This chapter examines the Security Council's legislative agenda in the field of counter-terrorism. It presents an overview of the different types of legislation the Council applies in its counter-terrorism campaign. The Security Council's targeted sanctions regime against al-Qaeda and the Taliban constitutes a mild form of legislation. To prevent and combat any act of terrorism, all UN member states had to fulfill the following far-reaching obligations all states were compelled to define terrorism as a serious criminal offense in their national legislation and assure that individuals involved in terrorism were brought to justice and punished with appropriate rigor. One might argue that Security Council legislation in the field of counter-terrorism has the consent of democratic states, or of all states that have signed and ratified the UN Charter.
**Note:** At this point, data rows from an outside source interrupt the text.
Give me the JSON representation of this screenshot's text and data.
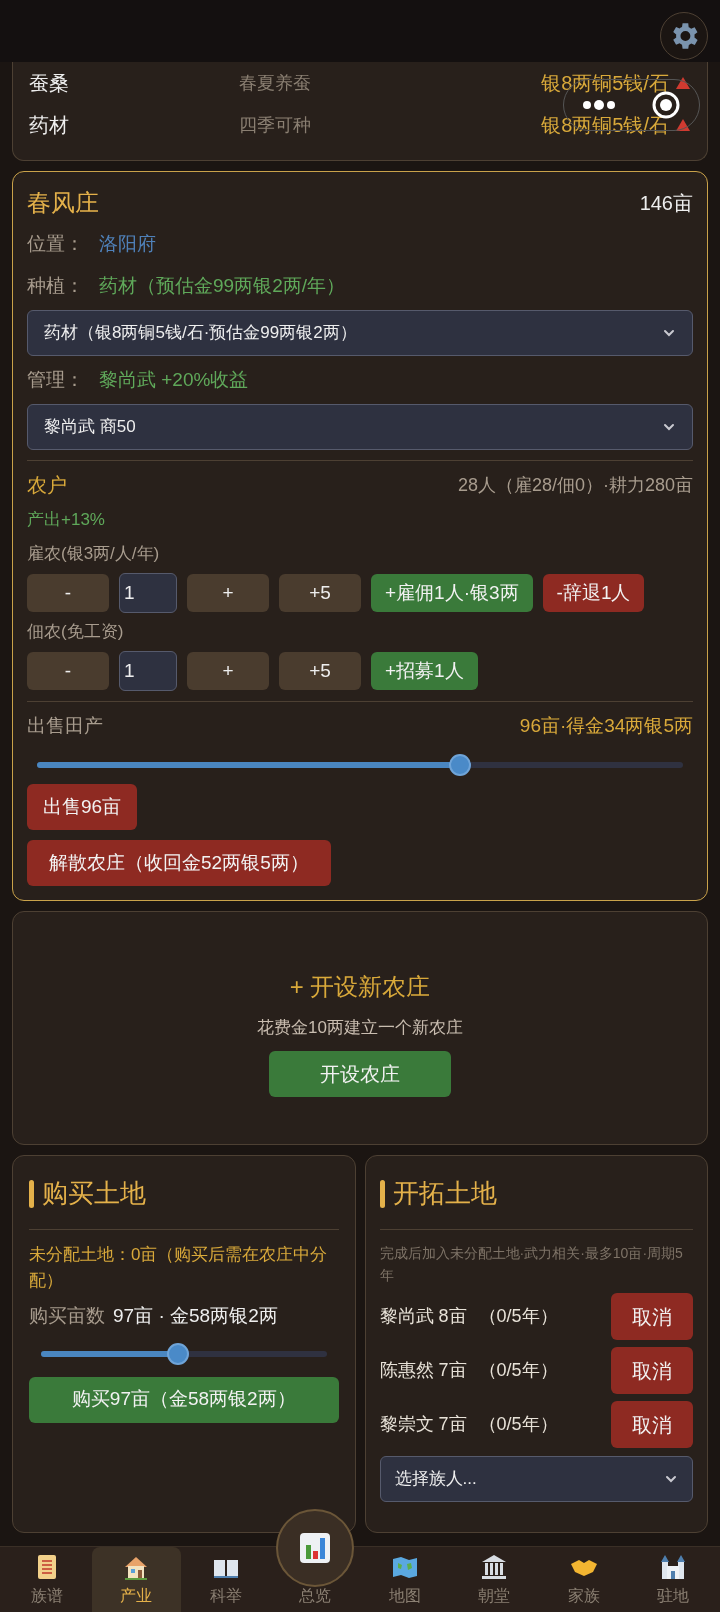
{
  "crop_table": {
    "rows": [
      {
        "name": "蚕桑",
        "season": "春夏养蚕",
        "price": "银8两铜5钱/石"
      },
      {
        "name": "药材",
        "season": "四季可种",
        "price": "银8两铜5钱/石"
      }
    ]
  },
  "farm": {
    "name": "春风庄",
    "area": "146亩",
    "location": {
      "label": "位置：",
      "value": "洛阳府"
    },
    "crop": {
      "label": "种植：",
      "value": "药材（预估金99两银2两/年）"
    },
    "crop_select": {
      "value": "药材（银8两铜5钱/石·预估金99两银2两）"
    },
    "manager": {
      "label": "管理：",
      "value": "黎尚武 +20%收益"
    },
    "manager_select": {
      "value": "黎尚武 商50"
    },
    "households": {
      "title": "农户",
      "summary": "28人（雇28/佃0）·耕力280亩",
      "bonus": "产出+13%",
      "groups": [
        {
          "label": "雇农(银3两/人/年)",
          "minus": "-",
          "value": "1",
          "plus": "+",
          "plus5": "+5",
          "actions": [
            {
              "label": "+雇佣1人·银3两",
              "kind": "add"
            },
            {
              "label": "-辞退1人",
              "kind": "remove"
            }
          ]
        },
        {
          "label": "佃农(免工资)",
          "minus": "-",
          "value": "1",
          "plus": "+",
          "plus5": "+5",
          "actions": [
            {
              "label": "+招募1人",
              "kind": "add"
            }
          ]
        }
      ]
    },
    "sell": {
      "title": "出售田产",
      "summary": "96亩·得金34两银5两",
      "level": 0.655,
      "button": "出售96亩"
    },
    "dissolve_button": "解散农庄（收回金52两银5两）"
  },
  "new_farm": {
    "title": "+ 开设新农庄",
    "description": "花费金10两建立一个新农庄",
    "button": "开设农庄"
  },
  "buy_land": {
    "title": "购买土地",
    "unassigned": "未分配土地：0亩（购买后需在农庄中分配）",
    "amount_label": "购买亩数",
    "amount": "97亩 · 金58两银2两",
    "level": 0.48,
    "button": "购买97亩（金58两银2两）"
  },
  "reclaim_land": {
    "title": "开拓土地",
    "note": "完成后加入未分配土地·武力相关·最多10亩·周期5年",
    "projects": [
      {
        "person": "黎尚武 8亩",
        "progress": "（0/5年）",
        "button": "取消"
      },
      {
        "person": "陈惠然 7亩",
        "progress": "（0/5年）",
        "button": "取消"
      },
      {
        "person": "黎崇文 7亩",
        "progress": "（0/5年）",
        "button": "取消"
      }
    ],
    "select_placeholder": "选择族人..."
  },
  "bottom_nav": {
    "items": [
      {
        "label": "族谱",
        "selected": false,
        "kind": "tab"
      },
      {
        "label": "产业",
        "selected": true,
        "kind": "tab"
      },
      {
        "label": "科举",
        "selected": false,
        "kind": "tab"
      },
      {
        "label": "总览",
        "selected": false,
        "kind": "center"
      },
      {
        "label": "地图",
        "selected": false,
        "kind": "tab"
      },
      {
        "label": "朝堂",
        "selected": false,
        "kind": "tab"
      },
      {
        "label": "家族",
        "selected": false,
        "kind": "tab"
      },
      {
        "label": "驻地",
        "selected": false,
        "kind": "tab"
      }
    ]
  }
}
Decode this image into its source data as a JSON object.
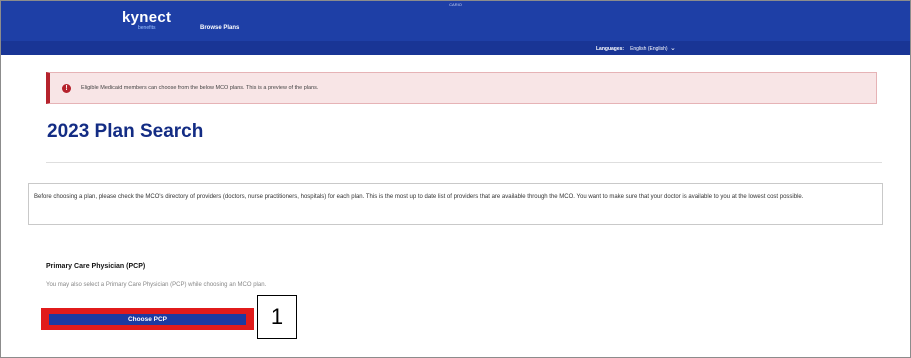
{
  "header": {
    "env_tag": "CARIO",
    "logo_main": "kynect",
    "logo_sub": "benefits",
    "nav_browse_plans": "Browse Plans"
  },
  "language_bar": {
    "label": "Languages:",
    "value": "English (English)"
  },
  "alert": {
    "icon": "alert-circle-icon",
    "text": "Eligible Medicaid members can choose from the below MCO plans. This is a preview of the plans."
  },
  "page_title": "2023 Plan Search",
  "info_text": "Before choosing a plan, please check the MCO's directory of providers (doctors, nurse practitioners, hospitals) for each plan. This is the most up to date list of providers that are available through the MCO. You want to make sure that your doctor is available to you at the lowest cost possible.",
  "pcp": {
    "heading": "Primary Care Physician (PCP)",
    "note": "You may also select a Primary Care Physician (PCP) while choosing an MCO plan.",
    "button_label": "Choose PCP"
  },
  "annotation": {
    "step_number": "1",
    "highlight_color": "#e11b1b"
  },
  "colors": {
    "header_blue": "#1e3fa6",
    "title_blue": "#132c84",
    "alert_red": "#b5222c"
  }
}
Regarding the 'comparative benefit' criteria 'epistemic-deliberative quality' and in the case of resolution 1267 and to a lesser extent, resolution 1373, 'minimal moral acceptability', shortcomings prevail.